There are few key factors that should be considered when designing a mobile app.

Data: The React Apps consume more data while transferring it from the server, so it becomes essential to check for the data consumption by such apps.

Memory: The device memory does differ on mobile phones and computers, so it’s important that limited resources are used.

Battery usage: The web app engages JavaScript that usually consumes battery at a higher pace than Native Apps.


While React Native can handle a large amount of cross-platform use cases, it is impossible for it to cover all the native mobile ground. This means that there will always be a need for native modules. Native modules are basically code in native language which handles a specific native feature. Examples of native modules are modules for camera, native image picker, push notifications, deep linking, and third party services like Auth0.

These modules must be linked with command, but in most of the cases this will not be enough, and the developer will need to follow specific instructions in order to link the native module so it could work on both iOS and Android.

What this means is that if React Native cannot handle it, the developers are forced to dig into native IDEs (XCode / Android Studio) in order to enable the modules.


Publishing of Apps is also the same. If the team doesn’t have developers experienced in native iOS and Android, they may struggle to release the app. This is more of an iOS problem, with Android release workflow being more straightforward. In order to release an iOS app, React Native developers will still need to use XCode in order to configure release-related data such as provisioning profiles and certificates, which can be overwhelming.



While native Android and iOS Apps are here to stay, they will remain with us for a long time in the future. It is true that React is gaining popularity but we are yet to see the best from React Native.

React is developed and maintained by Facebook. The way react native compiles XML to native code is a black box process, meaning all bug fixes and features must come from Facebook only.

Also, while React Native tends to keep up with the native trends, there will always be a time gap between some new feature (Face ID for example) emerging on the native platform and the same feature being included in React Native. This means that developing anything using a fresh technology will take more time.

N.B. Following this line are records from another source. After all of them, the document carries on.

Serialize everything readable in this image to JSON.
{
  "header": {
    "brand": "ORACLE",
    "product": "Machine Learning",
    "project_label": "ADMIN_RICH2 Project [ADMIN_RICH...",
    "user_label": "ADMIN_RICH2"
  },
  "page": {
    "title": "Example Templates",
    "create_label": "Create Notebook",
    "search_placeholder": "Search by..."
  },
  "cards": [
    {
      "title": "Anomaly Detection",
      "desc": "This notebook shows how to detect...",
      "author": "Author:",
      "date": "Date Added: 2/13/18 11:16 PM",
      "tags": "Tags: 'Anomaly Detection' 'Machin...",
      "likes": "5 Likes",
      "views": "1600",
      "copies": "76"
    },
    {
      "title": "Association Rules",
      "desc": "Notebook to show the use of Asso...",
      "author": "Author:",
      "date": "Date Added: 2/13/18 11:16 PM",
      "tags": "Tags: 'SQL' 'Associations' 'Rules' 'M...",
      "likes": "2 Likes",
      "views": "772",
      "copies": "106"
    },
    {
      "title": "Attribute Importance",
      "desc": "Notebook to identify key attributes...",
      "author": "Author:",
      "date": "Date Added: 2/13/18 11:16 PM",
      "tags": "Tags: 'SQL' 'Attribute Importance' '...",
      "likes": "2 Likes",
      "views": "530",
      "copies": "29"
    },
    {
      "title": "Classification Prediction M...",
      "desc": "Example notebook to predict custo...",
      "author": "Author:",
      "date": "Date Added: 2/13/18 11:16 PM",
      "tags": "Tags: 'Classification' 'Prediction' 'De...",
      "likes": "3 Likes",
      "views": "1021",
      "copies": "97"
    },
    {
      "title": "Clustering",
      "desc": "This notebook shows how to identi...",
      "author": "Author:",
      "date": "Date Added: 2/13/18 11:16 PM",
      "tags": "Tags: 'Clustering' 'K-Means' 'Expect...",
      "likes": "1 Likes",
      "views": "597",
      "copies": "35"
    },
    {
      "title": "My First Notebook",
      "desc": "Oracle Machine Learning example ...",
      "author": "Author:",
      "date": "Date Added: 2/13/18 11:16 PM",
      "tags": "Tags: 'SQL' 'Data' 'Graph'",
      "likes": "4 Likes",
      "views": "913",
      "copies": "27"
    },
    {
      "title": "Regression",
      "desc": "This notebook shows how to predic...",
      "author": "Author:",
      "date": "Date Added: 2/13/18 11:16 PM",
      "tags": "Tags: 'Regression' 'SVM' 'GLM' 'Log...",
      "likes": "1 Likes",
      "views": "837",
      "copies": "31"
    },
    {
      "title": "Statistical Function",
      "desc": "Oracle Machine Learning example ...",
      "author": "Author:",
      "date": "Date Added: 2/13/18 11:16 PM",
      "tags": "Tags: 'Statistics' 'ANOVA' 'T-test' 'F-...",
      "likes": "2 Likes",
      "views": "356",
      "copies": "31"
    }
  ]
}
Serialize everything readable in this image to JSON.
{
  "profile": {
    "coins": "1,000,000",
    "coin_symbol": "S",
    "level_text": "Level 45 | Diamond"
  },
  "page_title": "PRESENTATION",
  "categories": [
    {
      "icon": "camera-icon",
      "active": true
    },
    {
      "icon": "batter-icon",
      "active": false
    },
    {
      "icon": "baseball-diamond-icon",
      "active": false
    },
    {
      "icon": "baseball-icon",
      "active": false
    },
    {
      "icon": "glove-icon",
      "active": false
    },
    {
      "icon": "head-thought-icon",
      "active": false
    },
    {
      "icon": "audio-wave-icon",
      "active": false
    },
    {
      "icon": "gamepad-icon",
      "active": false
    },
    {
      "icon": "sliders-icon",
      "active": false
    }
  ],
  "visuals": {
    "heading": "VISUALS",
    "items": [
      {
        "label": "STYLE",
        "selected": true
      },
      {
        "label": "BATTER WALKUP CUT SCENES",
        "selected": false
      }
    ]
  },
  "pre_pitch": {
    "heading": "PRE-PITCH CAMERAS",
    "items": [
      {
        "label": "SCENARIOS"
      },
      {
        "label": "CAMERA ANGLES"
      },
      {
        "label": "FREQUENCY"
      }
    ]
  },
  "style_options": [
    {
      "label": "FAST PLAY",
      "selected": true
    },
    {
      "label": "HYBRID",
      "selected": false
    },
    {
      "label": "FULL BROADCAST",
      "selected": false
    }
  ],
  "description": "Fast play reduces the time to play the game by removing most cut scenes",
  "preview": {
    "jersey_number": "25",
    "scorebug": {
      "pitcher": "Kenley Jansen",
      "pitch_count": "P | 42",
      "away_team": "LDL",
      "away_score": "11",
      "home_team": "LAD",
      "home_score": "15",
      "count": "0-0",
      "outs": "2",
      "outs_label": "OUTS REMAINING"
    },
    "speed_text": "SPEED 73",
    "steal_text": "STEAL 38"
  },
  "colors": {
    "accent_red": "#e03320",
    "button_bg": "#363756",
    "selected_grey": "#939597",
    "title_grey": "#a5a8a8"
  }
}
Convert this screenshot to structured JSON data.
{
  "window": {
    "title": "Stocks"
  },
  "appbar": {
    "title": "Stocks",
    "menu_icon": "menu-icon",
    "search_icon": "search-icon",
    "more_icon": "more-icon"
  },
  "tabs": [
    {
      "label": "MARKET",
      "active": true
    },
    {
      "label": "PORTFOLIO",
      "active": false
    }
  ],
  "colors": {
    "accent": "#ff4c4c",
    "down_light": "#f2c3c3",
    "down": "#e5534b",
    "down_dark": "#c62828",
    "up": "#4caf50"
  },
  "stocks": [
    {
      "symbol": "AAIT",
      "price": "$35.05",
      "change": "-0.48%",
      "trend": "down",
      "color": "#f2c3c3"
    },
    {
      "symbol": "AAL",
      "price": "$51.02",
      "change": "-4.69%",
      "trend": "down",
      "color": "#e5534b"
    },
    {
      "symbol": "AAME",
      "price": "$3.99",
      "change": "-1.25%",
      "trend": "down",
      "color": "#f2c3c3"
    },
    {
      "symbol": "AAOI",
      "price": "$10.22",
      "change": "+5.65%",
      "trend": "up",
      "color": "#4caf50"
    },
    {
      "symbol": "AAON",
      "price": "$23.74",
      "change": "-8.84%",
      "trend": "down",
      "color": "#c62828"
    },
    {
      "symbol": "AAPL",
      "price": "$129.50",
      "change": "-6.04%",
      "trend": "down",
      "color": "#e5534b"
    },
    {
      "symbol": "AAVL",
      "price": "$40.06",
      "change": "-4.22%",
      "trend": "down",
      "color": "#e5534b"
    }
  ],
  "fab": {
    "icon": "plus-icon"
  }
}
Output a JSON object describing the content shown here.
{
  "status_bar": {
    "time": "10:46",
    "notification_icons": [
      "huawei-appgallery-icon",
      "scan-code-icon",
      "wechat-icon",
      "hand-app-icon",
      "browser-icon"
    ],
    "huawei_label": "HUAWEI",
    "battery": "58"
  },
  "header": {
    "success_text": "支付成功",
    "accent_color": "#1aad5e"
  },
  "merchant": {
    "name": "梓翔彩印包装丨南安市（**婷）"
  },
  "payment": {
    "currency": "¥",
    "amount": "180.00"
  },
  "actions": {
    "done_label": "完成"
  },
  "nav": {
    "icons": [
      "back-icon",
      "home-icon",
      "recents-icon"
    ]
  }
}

React Native is still in development (beta). There is an active community of developers building open source plugins, but there are still many in progress. It is very powerful but it still cannot fully replace native mobile development.

If your company aims to deliver an exclusive experience to your clients choose native app development. Yes, it is expensive and takes more effort, but faultless performance and consistent user interface can be worth every cent.